▶ **Goal of the exercise**: Each line shown below should be copied exactly.

▶ **Data**:
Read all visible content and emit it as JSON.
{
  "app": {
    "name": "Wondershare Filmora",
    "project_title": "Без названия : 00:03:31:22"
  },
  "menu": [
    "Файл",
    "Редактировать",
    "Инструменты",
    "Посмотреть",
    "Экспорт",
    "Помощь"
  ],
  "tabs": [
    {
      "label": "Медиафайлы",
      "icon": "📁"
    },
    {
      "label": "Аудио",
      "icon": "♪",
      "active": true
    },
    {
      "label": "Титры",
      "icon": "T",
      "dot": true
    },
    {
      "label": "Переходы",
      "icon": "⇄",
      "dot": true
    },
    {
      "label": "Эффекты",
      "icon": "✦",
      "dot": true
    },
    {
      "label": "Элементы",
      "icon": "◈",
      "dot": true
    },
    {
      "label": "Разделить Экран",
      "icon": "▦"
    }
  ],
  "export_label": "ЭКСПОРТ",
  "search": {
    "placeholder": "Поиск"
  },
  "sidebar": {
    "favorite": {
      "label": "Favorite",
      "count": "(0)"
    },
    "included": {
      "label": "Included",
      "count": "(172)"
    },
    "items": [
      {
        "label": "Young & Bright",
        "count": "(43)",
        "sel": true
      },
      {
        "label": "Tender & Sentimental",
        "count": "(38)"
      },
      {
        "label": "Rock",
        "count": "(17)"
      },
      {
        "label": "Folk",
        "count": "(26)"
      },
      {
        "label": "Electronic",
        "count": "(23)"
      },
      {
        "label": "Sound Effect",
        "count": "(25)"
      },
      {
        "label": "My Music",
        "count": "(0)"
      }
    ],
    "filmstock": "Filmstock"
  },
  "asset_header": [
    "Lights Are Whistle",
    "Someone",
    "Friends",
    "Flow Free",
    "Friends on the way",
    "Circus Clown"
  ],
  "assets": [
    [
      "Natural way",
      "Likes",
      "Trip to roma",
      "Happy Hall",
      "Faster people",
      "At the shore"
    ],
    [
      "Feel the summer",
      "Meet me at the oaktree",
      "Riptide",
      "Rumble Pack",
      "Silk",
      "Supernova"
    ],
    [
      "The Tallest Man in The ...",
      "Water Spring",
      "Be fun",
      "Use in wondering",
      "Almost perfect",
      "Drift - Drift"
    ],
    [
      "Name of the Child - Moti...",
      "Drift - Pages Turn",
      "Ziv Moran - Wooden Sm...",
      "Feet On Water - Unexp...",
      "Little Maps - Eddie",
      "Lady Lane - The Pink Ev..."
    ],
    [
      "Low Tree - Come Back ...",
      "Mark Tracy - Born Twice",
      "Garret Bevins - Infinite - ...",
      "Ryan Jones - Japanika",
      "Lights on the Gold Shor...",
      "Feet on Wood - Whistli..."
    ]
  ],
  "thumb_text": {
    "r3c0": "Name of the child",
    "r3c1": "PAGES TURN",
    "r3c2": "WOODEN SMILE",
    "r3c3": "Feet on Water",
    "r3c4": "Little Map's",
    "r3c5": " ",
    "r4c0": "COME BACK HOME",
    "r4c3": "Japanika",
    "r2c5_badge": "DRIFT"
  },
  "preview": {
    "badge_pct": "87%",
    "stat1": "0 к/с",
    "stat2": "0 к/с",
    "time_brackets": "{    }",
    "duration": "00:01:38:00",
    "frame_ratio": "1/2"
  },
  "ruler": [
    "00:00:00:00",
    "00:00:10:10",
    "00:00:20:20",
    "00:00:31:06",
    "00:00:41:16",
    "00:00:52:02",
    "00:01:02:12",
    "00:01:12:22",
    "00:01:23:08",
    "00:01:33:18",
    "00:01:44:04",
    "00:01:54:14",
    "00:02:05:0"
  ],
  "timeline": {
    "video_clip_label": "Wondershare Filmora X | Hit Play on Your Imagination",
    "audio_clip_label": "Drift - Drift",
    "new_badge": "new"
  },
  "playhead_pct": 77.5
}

▶ **Output of the task**:
Read all visible content and emit it as JSON.
{
  "app": {
    "name": "Wondershare Filmora",
    "project_title": "Без названия : 00:03:31:22"
  },
  "menu": [
    "Файл",
    "Редактировать",
    "Инструменты",
    "Посмотреть",
    "Экспорт",
    "Помощь"
  ],
  "tabs": [
    {
      "label": "Медиафайлы",
      "icon": "📁"
    },
    {
      "label": "Аудио",
      "icon": "♪",
      "active": true
    },
    {
      "label": "Титры",
      "icon": "T",
      "dot": true
    },
    {
      "label": "Переходы",
      "icon": "⇄",
      "dot": true
    },
    {
      "label": "Эффекты",
      "icon": "✦",
      "dot": true
    },
    {
      "label": "Элементы",
      "icon": "◈",
      "dot": true
    },
    {
      "label": "Разделить Экран",
      "icon": "▦"
    }
  ],
  "export_label": "ЭКСПОРТ",
  "search": {
    "placeholder": "Поиск"
  },
  "sidebar": {
    "favorite": {
      "label": "Favorite",
      "count": "(0)"
    },
    "included": {
      "label": "Included",
      "count": "(172)"
    },
    "items": [
      {
        "label": "Young & Bright",
        "count": "(43)",
        "sel": true
      },
      {
        "label": "Tender & Sentimental",
        "count": "(38)"
      },
      {
        "label": "Rock",
        "count": "(17)"
      },
      {
        "label": "Folk",
        "count": "(26)"
      },
      {
        "label": "Electronic",
        "count": "(23)"
      },
      {
        "label": "Sound Effect",
        "count": "(25)"
      },
      {
        "label": "My Music",
        "count": "(0)"
      }
    ],
    "filmstock": "Filmstock"
  },
  "asset_header": [
    "Lights Are Whistle",
    "Someone",
    "Friends",
    "Flow Free",
    "Friends on the way",
    "Circus Clown"
  ],
  "assets": [
    [
      "Natural way",
      "Likes",
      "Trip to roma",
      "Happy Hall",
      "Faster people",
      "At the shore"
    ],
    [
      "Feel the summer",
      "Meet me at the oaktree",
      "Riptide",
      "Rumble Pack",
      "Silk",
      "Supernova"
    ],
    [
      "The Tallest Man in The ...",
      "Water Spring",
      "Be fun",
      "Use in wondering",
      "Almost perfect",
      "Drift - Drift"
    ],
    [
      "Name of the Child - Moti...",
      "Drift - Pages Turn",
      "Ziv Moran - Wooden Sm...",
      "Feet On Water - Unexp...",
      "Little Maps - Eddie",
      "Lady Lane - The Pink Ev..."
    ],
    [
      "Low Tree - Come Back ...",
      "Mark Tracy - Born Twice",
      "Garret Bevins - Infinite - ...",
      "Ryan Jones - Japanika",
      "Lights on the Gold Shor...",
      "Feet on Wood - Whistli..."
    ]
  ],
  "thumb_text": {
    "r3c0": "Name of the child",
    "r3c1": "PAGES TURN",
    "r3c2": "WOODEN SMILE",
    "r3c3": "Feet on Water",
    "r3c4": "Little Map's",
    "r3c5": " ",
    "r4c0": "COME BACK HOME",
    "r4c3": "Japanika",
    "r2c5_badge": "DRIFT"
  },
  "preview": {
    "badge_pct": "87%",
    "stat1": "0 к/с",
    "stat2": "0 к/с",
    "time_brackets": "{    }",
    "duration": "00:01:38:00",
    "frame_ratio": "1/2"
  },
  "ruler": [
    "00:00:00:00",
    "00:00:10:10",
    "00:00:20:20",
    "00:00:31:06",
    "00:00:41:16",
    "00:00:52:02",
    "00:01:02:12",
    "00:01:12:22",
    "00:01:23:08",
    "00:01:33:18",
    "00:01:44:04",
    "00:01:54:14",
    "00:02:05:0"
  ],
  "timeline": {
    "video_clip_label": "Wondershare Filmora X | Hit Play on Your Imagination",
    "audio_clip_label": "Drift - Drift",
    "new_badge": "new"
  },
  "playhead_pct": 77.5
}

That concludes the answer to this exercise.